Your answer should be a single number: the count of lines in the listing that contain "Thumbnail".
#####
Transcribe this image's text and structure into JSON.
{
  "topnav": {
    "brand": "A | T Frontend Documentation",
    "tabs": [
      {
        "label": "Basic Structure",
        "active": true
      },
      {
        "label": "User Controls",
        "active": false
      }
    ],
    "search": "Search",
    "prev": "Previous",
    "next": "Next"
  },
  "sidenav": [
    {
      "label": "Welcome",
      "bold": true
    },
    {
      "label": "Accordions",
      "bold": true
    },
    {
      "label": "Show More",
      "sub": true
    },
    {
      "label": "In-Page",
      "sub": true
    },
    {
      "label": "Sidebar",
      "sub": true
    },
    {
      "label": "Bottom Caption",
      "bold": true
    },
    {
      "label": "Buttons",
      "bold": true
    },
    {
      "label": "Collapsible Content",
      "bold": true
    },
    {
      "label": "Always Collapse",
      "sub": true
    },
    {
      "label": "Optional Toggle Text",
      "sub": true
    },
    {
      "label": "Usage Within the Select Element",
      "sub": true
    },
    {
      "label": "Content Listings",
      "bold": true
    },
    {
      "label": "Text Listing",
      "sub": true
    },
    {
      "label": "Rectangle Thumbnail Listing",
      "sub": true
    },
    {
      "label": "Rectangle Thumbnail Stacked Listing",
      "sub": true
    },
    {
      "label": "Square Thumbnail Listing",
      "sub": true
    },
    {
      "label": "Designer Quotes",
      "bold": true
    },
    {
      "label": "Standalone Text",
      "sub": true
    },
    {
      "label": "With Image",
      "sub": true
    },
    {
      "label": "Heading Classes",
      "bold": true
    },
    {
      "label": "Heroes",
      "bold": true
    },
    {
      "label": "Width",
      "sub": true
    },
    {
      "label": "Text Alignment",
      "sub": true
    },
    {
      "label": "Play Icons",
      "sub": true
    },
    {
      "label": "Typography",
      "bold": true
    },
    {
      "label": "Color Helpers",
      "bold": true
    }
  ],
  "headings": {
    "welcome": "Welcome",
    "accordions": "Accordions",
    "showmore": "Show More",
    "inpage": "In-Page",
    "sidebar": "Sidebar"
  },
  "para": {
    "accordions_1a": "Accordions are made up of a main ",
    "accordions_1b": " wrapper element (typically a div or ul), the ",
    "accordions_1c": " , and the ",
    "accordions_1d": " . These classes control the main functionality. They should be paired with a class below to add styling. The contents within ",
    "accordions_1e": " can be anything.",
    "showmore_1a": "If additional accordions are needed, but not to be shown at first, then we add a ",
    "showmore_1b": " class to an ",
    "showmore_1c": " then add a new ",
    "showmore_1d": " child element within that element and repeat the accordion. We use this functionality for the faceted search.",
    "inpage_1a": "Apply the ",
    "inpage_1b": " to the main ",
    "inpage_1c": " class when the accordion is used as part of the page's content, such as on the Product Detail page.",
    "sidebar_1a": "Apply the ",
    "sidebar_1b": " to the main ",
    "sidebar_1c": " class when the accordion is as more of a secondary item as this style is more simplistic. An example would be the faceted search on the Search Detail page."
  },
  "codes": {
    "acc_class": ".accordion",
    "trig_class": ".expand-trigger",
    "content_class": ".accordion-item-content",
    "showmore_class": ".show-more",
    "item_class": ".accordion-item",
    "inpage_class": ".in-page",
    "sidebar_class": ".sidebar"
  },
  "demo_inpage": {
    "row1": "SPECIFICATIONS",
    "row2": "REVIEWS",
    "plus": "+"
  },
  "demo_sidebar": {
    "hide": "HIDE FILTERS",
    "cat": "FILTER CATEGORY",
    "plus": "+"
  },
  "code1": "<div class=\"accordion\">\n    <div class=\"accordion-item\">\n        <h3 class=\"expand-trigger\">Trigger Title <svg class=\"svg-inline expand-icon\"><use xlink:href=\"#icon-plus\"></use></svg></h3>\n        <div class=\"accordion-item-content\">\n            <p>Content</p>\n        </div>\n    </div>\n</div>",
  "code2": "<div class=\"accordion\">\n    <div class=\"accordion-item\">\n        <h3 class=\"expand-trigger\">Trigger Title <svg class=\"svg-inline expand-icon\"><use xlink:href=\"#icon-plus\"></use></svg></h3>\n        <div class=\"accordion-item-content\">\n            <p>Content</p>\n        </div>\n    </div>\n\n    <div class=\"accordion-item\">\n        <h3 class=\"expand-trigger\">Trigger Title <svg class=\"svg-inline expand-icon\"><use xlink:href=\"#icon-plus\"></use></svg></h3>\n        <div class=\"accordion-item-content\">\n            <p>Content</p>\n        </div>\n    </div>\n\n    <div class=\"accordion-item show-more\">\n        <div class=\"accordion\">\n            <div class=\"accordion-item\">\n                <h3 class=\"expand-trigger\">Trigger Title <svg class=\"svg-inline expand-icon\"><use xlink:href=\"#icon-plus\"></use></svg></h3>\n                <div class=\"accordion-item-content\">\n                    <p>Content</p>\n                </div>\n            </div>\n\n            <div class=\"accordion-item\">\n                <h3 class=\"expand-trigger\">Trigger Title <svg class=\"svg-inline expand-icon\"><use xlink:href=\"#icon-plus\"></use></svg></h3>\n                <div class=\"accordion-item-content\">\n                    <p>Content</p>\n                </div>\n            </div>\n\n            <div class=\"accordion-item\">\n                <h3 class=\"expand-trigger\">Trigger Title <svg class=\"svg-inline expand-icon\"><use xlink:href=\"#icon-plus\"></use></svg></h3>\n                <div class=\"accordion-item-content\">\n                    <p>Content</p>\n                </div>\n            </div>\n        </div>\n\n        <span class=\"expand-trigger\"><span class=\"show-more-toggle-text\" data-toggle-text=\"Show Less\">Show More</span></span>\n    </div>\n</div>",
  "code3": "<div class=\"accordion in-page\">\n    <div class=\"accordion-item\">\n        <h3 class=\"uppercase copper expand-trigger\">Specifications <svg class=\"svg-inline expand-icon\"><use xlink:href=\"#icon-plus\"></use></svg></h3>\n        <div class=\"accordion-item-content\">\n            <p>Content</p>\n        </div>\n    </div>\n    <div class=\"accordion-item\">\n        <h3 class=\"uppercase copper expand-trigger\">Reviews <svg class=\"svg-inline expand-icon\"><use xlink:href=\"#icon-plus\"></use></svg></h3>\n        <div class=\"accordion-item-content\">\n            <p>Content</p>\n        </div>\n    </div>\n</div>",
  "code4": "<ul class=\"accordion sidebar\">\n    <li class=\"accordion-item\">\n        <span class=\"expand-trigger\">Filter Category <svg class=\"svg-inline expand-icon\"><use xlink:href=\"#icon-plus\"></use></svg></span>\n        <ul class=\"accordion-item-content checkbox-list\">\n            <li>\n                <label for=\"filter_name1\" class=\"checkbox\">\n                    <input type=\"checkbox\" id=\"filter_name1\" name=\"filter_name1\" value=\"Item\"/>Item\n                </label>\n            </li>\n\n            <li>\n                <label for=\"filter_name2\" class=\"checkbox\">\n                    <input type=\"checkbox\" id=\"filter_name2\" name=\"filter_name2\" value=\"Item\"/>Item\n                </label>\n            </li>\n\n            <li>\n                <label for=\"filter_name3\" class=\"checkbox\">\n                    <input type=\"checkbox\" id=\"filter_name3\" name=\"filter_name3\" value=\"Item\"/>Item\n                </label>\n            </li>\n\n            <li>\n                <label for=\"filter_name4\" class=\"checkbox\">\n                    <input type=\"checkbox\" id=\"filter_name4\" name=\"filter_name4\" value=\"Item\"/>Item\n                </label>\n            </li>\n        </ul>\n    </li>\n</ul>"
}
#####
Answer below
3